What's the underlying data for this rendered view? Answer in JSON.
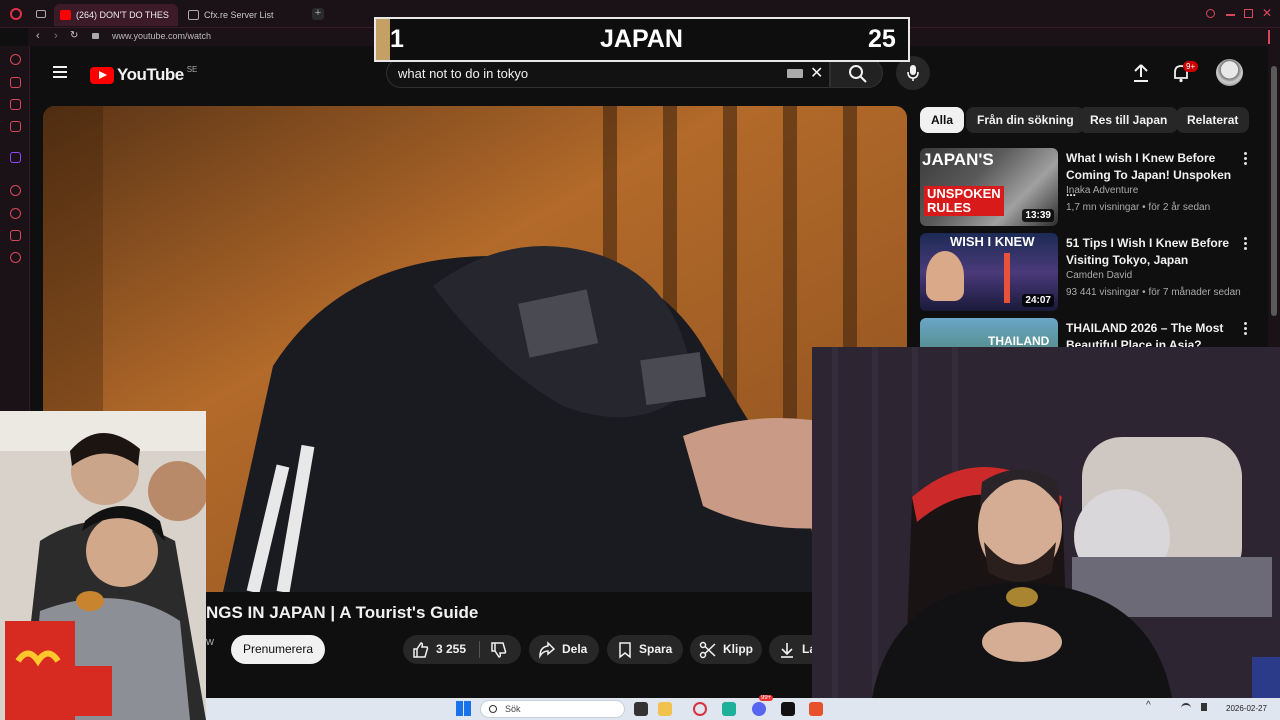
{
  "browser": {
    "tabs": [
      {
        "label": "(264) DON'T DO THES"
      },
      {
        "label": "Cfx.re Server List"
      }
    ],
    "url": "www.youtube.com/watch"
  },
  "youtube": {
    "logo_text": "YouTube",
    "region": "SE",
    "search_value": "what not to do in tokyo",
    "notification_badge": "9+",
    "chips": [
      "Alla",
      "Från din sökning",
      "Res till Japan",
      "Relaterat"
    ],
    "recommendations": [
      {
        "title": "What I wish I Knew Before Coming To Japan! Unspoken ...",
        "channel": "Inaka Adventure",
        "meta": "1,7 mn visningar • för 2 år sedan",
        "duration": "13:39",
        "thumb_text_top": "JAPAN'S",
        "thumb_text_bottom": "UNSPOKEN RULES"
      },
      {
        "title": "51 Tips I Wish I Knew Before Visiting Tokyo, Japan",
        "channel": "Camden David",
        "meta": "93 441 visningar • för 7 månader sedan",
        "duration": "24:07",
        "thumb_text_top": "WISH I KNEW"
      },
      {
        "title": "THAILAND 2026 – The Most Beautiful Place in Asia?",
        "thumb_text_top": "THAILAND"
      }
    ],
    "video": {
      "title": "NGS IN JAPAN | A Tourist's Guide",
      "subscribe_label": "Prenumerera",
      "likes": "3 255",
      "share_label": "Dela",
      "save_label": "Spara",
      "clip_label": "Klipp",
      "download_label": "La",
      "channel_fragment": "w"
    }
  },
  "overlay": {
    "left_number": "1",
    "center_label": "JAPAN",
    "right_number": "25"
  },
  "taskbar": {
    "search_placeholder": "Sök",
    "date": "2026-02-27",
    "badge": "99+"
  },
  "colors": {
    "yt_red": "#ff0000",
    "browser_accent": "#d9485a",
    "overlay_gold": "#c4a064"
  }
}
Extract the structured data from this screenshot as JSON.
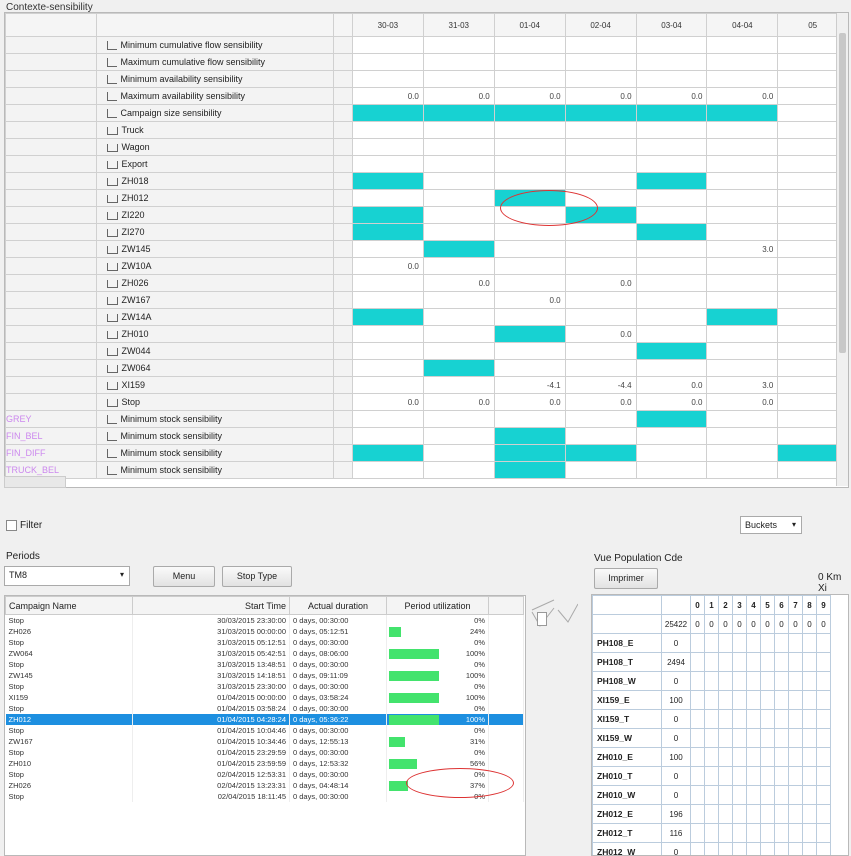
{
  "context_panel": {
    "title": "Contexte-sensibility",
    "dates": [
      "30-03",
      "31-03",
      "01-04",
      "02-04",
      "03-04",
      "04-04",
      "05"
    ],
    "rows": [
      {
        "group": "",
        "label": "Minimum cumulative flow sensibility",
        "icon": "sensibility-icon",
        "cells": [
          "",
          "",
          "",
          "",
          "",
          "",
          ""
        ]
      },
      {
        "group": "",
        "label": "Maximum cumulative flow sensibility",
        "icon": "sensibility-icon",
        "cells": [
          "",
          "",
          "",
          "",
          "",
          "",
          ""
        ]
      },
      {
        "group": "",
        "label": "Minimum availability sensibility",
        "icon": "sensibility-icon",
        "cells": [
          "",
          "",
          "",
          "",
          "",
          "",
          ""
        ]
      },
      {
        "group": "",
        "label": "Maximum availability sensibility",
        "icon": "sensibility-icon",
        "cells": [
          "0.0",
          "0.0",
          "0.0",
          "0.0",
          "0.0",
          "0.0",
          ""
        ]
      },
      {
        "group": "",
        "label": "Campaign size sensibility",
        "icon": "sensibility-icon",
        "cells": [
          "F",
          "F",
          "F",
          "F",
          "F",
          "F",
          ""
        ]
      },
      {
        "group": "",
        "label": "Truck",
        "icon": "tray-icon",
        "cells": [
          "",
          "",
          "",
          "",
          "",
          "",
          ""
        ]
      },
      {
        "group": "",
        "label": "Wagon",
        "icon": "tray-icon",
        "cells": [
          "",
          "",
          "",
          "",
          "",
          "",
          ""
        ]
      },
      {
        "group": "",
        "label": "Export",
        "icon": "tray-icon",
        "cells": [
          "",
          "",
          "",
          "",
          "",
          "",
          ""
        ]
      },
      {
        "group": "",
        "label": "ZH018",
        "icon": "tray-icon",
        "cells": [
          "F",
          "",
          "",
          "",
          "F",
          "",
          ""
        ]
      },
      {
        "group": "",
        "label": "ZH012",
        "icon": "tray-icon",
        "cells": [
          "",
          "",
          "F",
          "",
          "",
          "",
          ""
        ]
      },
      {
        "group": "",
        "label": "ZI220",
        "icon": "tray-icon",
        "cells": [
          "F",
          "",
          "",
          "F",
          "",
          "",
          ""
        ]
      },
      {
        "group": "",
        "label": "ZI270",
        "icon": "tray-icon",
        "cells": [
          "F",
          "",
          "",
          "",
          "F",
          "",
          ""
        ]
      },
      {
        "group": "",
        "label": "ZW145",
        "icon": "tray-icon",
        "cells": [
          "",
          "F",
          "",
          "",
          "",
          "3.0",
          ""
        ]
      },
      {
        "group": "",
        "label": "ZW10A",
        "icon": "tray-icon",
        "cells": [
          "0.0",
          "",
          "",
          "",
          "",
          "",
          ""
        ]
      },
      {
        "group": "",
        "label": "ZH026",
        "icon": "tray-icon",
        "cells": [
          "",
          "0.0",
          "",
          "0.0",
          "",
          "",
          ""
        ]
      },
      {
        "group": "",
        "label": "ZW167",
        "icon": "tray-icon",
        "cells": [
          "",
          "",
          "0.0",
          "",
          "",
          "",
          ""
        ]
      },
      {
        "group": "",
        "label": "ZW14A",
        "icon": "tray-icon",
        "cells": [
          "F",
          "",
          "",
          "",
          "",
          "F",
          ""
        ]
      },
      {
        "group": "",
        "label": "ZH010",
        "icon": "tray-icon",
        "cells": [
          "",
          "",
          "F",
          "0.0",
          "",
          "",
          ""
        ]
      },
      {
        "group": "",
        "label": "ZW044",
        "icon": "tray-icon",
        "cells": [
          "",
          "",
          "",
          "",
          "F",
          "",
          ""
        ]
      },
      {
        "group": "",
        "label": "ZW064",
        "icon": "tray-icon",
        "cells": [
          "",
          "F",
          "",
          "",
          "",
          "",
          ""
        ]
      },
      {
        "group": "",
        "label": "XI159",
        "icon": "tray-icon",
        "cells": [
          "",
          "",
          "-4.1",
          "-4.4",
          "0.0",
          "3.0",
          ""
        ]
      },
      {
        "group": "",
        "label": "Stop",
        "icon": "tray-icon",
        "cells": [
          "0.0",
          "0.0",
          "0.0",
          "0.0",
          "0.0",
          "0.0",
          ""
        ]
      },
      {
        "group": "GREY",
        "label": "Minimum stock sensibility",
        "icon": "sensibility-icon",
        "cells": [
          "",
          "",
          "",
          "",
          "F",
          "",
          ""
        ]
      },
      {
        "group": "FIN_BEL",
        "label": "Minimum stock sensibility",
        "icon": "sensibility-icon",
        "cells": [
          "",
          "",
          "F",
          "",
          "",
          "",
          ""
        ]
      },
      {
        "group": "FIN_DIFF",
        "label": "Minimum stock sensibility",
        "icon": "sensibility-icon",
        "cells": [
          "F",
          "",
          "F",
          "F",
          "",
          "",
          "F"
        ]
      },
      {
        "group": "TRUCK_BEL",
        "label": "Minimum stock sensibility",
        "icon": "sensibility-icon",
        "cells": [
          "",
          "",
          "F",
          "",
          "",
          "",
          ""
        ]
      }
    ]
  },
  "filter_label": "Filter",
  "buckets_select": "Buckets",
  "periods_label": "Periods",
  "periods_select": "TM8",
  "menu_button": "Menu",
  "stop_type_button": "Stop Type",
  "campaign_table": {
    "headers": [
      "Campaign Name",
      "Start Time",
      "Actual duration",
      "Period utilization"
    ],
    "rows": [
      {
        "name": "Stop",
        "start": "30/03/2015 23:30:00",
        "dur": "0 days, 00:30:00",
        "util": 0,
        "pct": "0%"
      },
      {
        "name": "ZH026",
        "start": "31/03/2015 00:00:00",
        "dur": "0 days, 05:12:51",
        "util": 24,
        "pct": "24%"
      },
      {
        "name": "Stop",
        "start": "31/03/2015 05:12:51",
        "dur": "0 days, 00:30:00",
        "util": 0,
        "pct": "0%"
      },
      {
        "name": "ZW064",
        "start": "31/03/2015 05:42:51",
        "dur": "0 days, 08:06:00",
        "util": 100,
        "pct": "100%"
      },
      {
        "name": "Stop",
        "start": "31/03/2015 13:48:51",
        "dur": "0 days, 00:30:00",
        "util": 0,
        "pct": "0%"
      },
      {
        "name": "ZW145",
        "start": "31/03/2015 14:18:51",
        "dur": "0 days, 09:11:09",
        "util": 100,
        "pct": "100%"
      },
      {
        "name": "Stop",
        "start": "31/03/2015 23:30:00",
        "dur": "0 days, 00:30:00",
        "util": 0,
        "pct": "0%"
      },
      {
        "name": "XI159",
        "start": "01/04/2015 00:00:00",
        "dur": "0 days, 03:58:24",
        "util": 100,
        "pct": "100%"
      },
      {
        "name": "Stop",
        "start": "01/04/2015 03:58:24",
        "dur": "0 days, 00:30:00",
        "util": 0,
        "pct": "0%"
      },
      {
        "name": "ZH012",
        "start": "01/04/2015 04:28:24",
        "dur": "0 days, 05:36:22",
        "util": 100,
        "pct": "100%",
        "selected": true
      },
      {
        "name": "Stop",
        "start": "01/04/2015 10:04:46",
        "dur": "0 days, 00:30:00",
        "util": 0,
        "pct": "0%"
      },
      {
        "name": "ZW167",
        "start": "01/04/2015 10:34:46",
        "dur": "0 days, 12:55:13",
        "util": 31,
        "pct": "31%"
      },
      {
        "name": "Stop",
        "start": "01/04/2015 23:29:59",
        "dur": "0 days, 00:30:00",
        "util": 0,
        "pct": "0%"
      },
      {
        "name": "ZH010",
        "start": "01/04/2015 23:59:59",
        "dur": "0 days, 12:53:32",
        "util": 56,
        "pct": "56%"
      },
      {
        "name": "Stop",
        "start": "02/04/2015 12:53:31",
        "dur": "0 days, 00:30:00",
        "util": 0,
        "pct": "0%"
      },
      {
        "name": "ZH026",
        "start": "02/04/2015 13:23:31",
        "dur": "0 days, 04:48:14",
        "util": 37,
        "pct": "37%"
      },
      {
        "name": "Stop",
        "start": "02/04/2015 18:11:45",
        "dur": "0 days, 00:30:00",
        "util": 0,
        "pct": "0%"
      }
    ]
  },
  "population": {
    "title": "Vue Population Cde",
    "print_button": "Imprimer",
    "km_label": "0 Km Xi",
    "digits": [
      "0",
      "1",
      "2",
      "3",
      "4",
      "5",
      "6",
      "7",
      "8",
      "9"
    ],
    "total": "25422",
    "total_digits": [
      "0",
      "0",
      "0",
      "0",
      "0",
      "0",
      "0",
      "0",
      "0",
      "0"
    ],
    "rows": [
      {
        "label": "PH108_E",
        "value": "0"
      },
      {
        "label": "PH108_T",
        "value": "2494"
      },
      {
        "label": "PH108_W",
        "value": "0"
      },
      {
        "label": "XI159_E",
        "value": "100"
      },
      {
        "label": "XI159_T",
        "value": "0"
      },
      {
        "label": "XI159_W",
        "value": "0"
      },
      {
        "label": "ZH010_E",
        "value": "100"
      },
      {
        "label": "ZH010_T",
        "value": "0"
      },
      {
        "label": "ZH010_W",
        "value": "0"
      },
      {
        "label": "ZH012_E",
        "value": "196"
      },
      {
        "label": "ZH012_T",
        "value": "116"
      },
      {
        "label": "ZH012_W",
        "value": "0"
      }
    ]
  },
  "colors": {
    "accent_fill": "#17d2d2",
    "selection": "#1d8fe0",
    "util_bar": "#43e36d",
    "annotation": "#d33333"
  }
}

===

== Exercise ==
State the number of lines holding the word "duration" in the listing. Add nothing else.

== Answer below ==
3